And so we do the show anyway.
We try to be professional about what we do, so despite the thrill of playing the Cavern, we strive to keep our excitement in check. The challenge grows harder as the applause gets louder. The audience is getting curious. Who are these guys from Detroit? Can we dance? There isn't enough room, so several patrons settle for moving their chairs closer to the stage. Soon our photographer is competing for space. The owner of the club, in attendance, personally invites us back later this summer — not to be deported, we hope.
Friday, May 22, 8 p.m. (BST)
Drag ourselves back to the hotel desk to explain why we have to shorten our stay. We have already been up for 32 hours straight, and, other than some airplane food (which shouldn't count), we've had nothing to eat. Find an Italian restaurant 10 minutes from the hotel and eat what seems to be the most delicious meal we've ever consumed. Dorian is reticent. Jim is reserved. Joe and Mike are exhausted. Johnny wants dessert.
Saturday, May 23, 3:30 a.m. (BST)
Two cabs arrive to escort us back to the airport in the cover of darkness. Liverpool is still asleep. We arrive just before our 4 a.m. deadline and are greeted by the watchful eyes and stern expressions of airport personnel. They know who we are and have been waiting for us.
The reservationists process our rebooked flight arrangements and tell us we will receive our passports at the gate. The gate tells us that the passports are in the custody of the pilot, and we will get them once we land in Amsterdam. This is to prevent us from attempting to "pull a runner" by darting off the tarmac and disappearing back into Liverpool. After we land in Holland, the flight attendant hands each of us an official-looking packet containing our passports — which now include a big black cross against our original stamps! — and all deportation papers. We leave for Detroit and arrive eight hours and 53 minutes later, having traveled a total of 9,000 miles in a 48-hour period to perform a 30-minute show.
Hello. Goodbye. It was that quick.
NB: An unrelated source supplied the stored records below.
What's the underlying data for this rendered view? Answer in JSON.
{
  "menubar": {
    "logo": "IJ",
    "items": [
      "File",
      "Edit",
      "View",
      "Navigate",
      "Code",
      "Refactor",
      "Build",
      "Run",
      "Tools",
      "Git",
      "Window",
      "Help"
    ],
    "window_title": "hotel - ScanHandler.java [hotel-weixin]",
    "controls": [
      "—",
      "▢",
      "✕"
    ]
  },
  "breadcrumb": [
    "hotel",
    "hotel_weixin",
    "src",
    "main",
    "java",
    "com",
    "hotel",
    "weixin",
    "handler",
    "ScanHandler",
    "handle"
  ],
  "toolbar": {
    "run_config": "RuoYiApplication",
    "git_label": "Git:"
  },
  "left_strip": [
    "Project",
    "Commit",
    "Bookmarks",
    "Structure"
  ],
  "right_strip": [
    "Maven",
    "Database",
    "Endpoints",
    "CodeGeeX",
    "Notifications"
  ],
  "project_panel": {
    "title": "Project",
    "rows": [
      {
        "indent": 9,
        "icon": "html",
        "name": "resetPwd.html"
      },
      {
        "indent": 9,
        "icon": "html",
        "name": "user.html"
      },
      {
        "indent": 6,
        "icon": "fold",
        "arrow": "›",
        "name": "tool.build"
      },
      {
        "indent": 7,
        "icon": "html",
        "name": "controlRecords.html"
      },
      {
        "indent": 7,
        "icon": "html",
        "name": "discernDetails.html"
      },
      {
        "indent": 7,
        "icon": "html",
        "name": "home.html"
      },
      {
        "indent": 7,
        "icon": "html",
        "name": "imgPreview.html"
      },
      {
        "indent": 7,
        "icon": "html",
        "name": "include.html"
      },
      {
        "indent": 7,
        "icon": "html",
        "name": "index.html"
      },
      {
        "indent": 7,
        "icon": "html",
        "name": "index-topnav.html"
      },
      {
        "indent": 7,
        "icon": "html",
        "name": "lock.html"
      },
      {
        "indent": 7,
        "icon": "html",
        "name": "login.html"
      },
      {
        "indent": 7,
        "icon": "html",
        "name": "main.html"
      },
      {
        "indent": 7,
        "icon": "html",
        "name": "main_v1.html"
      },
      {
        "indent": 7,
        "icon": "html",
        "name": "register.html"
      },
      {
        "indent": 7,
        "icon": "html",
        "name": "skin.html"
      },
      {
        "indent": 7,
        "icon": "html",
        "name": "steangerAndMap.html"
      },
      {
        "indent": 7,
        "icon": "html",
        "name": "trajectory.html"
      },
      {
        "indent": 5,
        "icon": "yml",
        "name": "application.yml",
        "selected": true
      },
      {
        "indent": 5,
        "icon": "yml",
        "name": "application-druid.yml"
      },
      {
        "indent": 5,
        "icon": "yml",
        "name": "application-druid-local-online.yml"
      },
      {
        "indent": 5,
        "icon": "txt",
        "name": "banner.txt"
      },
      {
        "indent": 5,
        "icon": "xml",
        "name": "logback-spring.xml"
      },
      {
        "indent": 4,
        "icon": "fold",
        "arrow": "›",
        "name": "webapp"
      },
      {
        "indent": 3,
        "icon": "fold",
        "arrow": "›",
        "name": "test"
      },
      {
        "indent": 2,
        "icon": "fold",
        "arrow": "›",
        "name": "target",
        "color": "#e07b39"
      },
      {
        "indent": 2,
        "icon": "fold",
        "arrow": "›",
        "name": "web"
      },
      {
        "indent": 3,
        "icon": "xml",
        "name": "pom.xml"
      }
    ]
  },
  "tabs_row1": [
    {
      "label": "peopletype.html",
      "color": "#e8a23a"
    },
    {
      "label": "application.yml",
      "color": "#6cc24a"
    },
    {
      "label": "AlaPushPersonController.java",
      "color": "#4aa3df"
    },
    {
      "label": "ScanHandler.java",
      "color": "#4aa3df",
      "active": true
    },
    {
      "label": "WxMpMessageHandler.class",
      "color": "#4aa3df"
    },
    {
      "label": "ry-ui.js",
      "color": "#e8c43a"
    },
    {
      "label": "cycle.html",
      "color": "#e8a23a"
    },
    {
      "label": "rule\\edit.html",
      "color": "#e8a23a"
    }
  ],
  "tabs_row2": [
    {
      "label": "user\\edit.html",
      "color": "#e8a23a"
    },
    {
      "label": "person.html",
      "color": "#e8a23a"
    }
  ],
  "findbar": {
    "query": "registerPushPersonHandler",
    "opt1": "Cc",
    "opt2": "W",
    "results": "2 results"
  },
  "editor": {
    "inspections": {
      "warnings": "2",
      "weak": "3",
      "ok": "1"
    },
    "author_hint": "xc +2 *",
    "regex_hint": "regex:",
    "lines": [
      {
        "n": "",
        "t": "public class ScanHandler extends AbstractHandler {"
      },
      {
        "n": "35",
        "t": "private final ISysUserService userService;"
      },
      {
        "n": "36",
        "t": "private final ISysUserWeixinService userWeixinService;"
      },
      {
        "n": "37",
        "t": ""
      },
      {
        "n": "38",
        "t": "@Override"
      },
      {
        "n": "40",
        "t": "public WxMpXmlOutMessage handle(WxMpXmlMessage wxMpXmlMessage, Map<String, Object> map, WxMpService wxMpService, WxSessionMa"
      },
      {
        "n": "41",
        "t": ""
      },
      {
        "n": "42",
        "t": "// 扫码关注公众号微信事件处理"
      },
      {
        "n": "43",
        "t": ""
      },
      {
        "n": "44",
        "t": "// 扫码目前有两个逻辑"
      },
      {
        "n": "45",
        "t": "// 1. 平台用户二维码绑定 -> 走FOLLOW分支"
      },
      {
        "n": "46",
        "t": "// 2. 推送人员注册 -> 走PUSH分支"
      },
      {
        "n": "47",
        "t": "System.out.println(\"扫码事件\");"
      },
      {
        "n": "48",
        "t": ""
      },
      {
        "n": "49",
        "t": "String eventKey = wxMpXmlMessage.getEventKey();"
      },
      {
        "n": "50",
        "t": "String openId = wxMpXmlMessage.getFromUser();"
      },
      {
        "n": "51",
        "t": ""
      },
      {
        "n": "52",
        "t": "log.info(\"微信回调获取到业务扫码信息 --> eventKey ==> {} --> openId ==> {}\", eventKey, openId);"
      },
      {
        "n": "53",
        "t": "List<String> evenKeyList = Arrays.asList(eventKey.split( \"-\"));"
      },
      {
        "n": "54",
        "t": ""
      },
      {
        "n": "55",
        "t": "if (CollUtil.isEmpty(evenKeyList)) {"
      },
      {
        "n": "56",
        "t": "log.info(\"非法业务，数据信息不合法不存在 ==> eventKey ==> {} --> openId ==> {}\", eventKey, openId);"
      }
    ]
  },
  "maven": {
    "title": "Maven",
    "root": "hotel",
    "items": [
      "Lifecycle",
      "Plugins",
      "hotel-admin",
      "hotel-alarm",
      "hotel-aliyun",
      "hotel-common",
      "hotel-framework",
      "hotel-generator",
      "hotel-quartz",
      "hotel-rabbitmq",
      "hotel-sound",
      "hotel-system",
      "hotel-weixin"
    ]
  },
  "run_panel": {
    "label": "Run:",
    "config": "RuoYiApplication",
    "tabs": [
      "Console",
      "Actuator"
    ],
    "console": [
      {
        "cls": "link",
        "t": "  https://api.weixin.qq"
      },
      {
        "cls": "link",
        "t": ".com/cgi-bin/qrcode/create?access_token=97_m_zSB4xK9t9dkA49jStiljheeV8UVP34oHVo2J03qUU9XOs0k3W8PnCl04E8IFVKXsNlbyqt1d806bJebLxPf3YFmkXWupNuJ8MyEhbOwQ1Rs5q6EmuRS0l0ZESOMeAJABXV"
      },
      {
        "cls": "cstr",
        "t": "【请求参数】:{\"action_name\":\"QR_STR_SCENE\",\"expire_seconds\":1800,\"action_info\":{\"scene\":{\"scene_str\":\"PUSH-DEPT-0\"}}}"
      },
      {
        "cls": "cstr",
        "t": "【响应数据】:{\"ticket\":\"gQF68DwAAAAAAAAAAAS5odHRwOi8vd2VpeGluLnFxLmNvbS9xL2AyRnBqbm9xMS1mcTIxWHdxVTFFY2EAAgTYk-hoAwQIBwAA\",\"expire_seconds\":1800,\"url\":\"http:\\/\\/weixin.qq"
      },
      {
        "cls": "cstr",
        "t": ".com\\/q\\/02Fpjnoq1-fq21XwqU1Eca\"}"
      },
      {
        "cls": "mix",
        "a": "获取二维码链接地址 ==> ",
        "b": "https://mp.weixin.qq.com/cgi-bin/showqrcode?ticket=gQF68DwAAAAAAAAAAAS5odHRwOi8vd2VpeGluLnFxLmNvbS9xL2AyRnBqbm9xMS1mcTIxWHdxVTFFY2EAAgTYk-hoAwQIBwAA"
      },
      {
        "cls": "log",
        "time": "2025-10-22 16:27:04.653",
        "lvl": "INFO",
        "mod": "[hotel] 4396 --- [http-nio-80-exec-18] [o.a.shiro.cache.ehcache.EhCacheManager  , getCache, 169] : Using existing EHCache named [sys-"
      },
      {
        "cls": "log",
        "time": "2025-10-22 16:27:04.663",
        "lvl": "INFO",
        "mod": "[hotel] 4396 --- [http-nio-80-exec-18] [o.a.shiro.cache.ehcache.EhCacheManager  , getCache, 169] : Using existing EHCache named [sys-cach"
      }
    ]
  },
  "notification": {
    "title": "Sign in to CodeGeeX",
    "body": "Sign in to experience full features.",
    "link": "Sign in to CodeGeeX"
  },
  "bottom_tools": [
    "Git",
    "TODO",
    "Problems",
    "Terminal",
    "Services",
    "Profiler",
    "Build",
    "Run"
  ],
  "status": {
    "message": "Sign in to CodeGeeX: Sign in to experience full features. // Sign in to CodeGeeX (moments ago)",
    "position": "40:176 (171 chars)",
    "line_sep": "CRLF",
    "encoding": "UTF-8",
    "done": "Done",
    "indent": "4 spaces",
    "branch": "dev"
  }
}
And like Sergeant Pepper's Lonely Hearts Club Band, we were sorry that it was time to go.
The Romeo Flynns play Friday, July 24, at the Ritz, 24300 Hoover Rd., Warren; 586-756-6140.Mike Megerian writes about music for Metro Times. Send comments to email@example.com